*** Opening Data to examine ***
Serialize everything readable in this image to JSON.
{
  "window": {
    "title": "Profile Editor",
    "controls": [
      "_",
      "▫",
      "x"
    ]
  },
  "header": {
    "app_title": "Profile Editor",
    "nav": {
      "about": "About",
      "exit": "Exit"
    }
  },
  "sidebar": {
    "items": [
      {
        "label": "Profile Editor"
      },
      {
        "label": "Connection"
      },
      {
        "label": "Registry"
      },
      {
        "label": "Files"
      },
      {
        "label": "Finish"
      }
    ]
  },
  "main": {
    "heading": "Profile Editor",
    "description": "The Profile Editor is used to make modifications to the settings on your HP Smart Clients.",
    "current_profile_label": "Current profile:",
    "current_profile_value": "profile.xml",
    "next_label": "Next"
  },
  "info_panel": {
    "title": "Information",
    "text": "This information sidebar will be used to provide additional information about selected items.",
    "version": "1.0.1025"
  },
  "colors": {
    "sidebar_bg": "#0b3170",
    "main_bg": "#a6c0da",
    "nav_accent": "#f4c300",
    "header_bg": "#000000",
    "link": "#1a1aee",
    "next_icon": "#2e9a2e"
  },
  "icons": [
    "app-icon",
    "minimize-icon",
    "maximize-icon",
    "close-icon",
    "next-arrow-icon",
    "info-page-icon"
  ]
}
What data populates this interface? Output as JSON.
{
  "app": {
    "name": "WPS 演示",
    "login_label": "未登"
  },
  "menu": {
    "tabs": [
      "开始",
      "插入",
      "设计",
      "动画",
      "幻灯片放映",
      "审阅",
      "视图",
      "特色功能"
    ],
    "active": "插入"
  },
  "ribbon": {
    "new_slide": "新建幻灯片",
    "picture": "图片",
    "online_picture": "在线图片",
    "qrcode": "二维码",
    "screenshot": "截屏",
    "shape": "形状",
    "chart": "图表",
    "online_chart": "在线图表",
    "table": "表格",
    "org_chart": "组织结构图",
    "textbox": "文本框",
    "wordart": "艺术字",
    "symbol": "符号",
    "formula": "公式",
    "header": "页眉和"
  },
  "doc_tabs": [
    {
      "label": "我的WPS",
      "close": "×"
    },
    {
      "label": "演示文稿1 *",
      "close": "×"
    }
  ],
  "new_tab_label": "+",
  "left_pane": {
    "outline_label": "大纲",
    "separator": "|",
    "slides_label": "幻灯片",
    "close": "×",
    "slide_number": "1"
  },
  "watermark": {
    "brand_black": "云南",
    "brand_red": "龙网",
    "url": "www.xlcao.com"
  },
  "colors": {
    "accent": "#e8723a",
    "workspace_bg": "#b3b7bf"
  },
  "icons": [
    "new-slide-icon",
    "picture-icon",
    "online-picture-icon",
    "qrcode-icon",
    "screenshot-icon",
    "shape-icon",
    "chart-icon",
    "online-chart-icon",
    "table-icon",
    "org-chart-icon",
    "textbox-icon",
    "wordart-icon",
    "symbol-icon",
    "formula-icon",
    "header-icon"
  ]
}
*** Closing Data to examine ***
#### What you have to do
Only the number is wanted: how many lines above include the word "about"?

#### Response to this exercise
2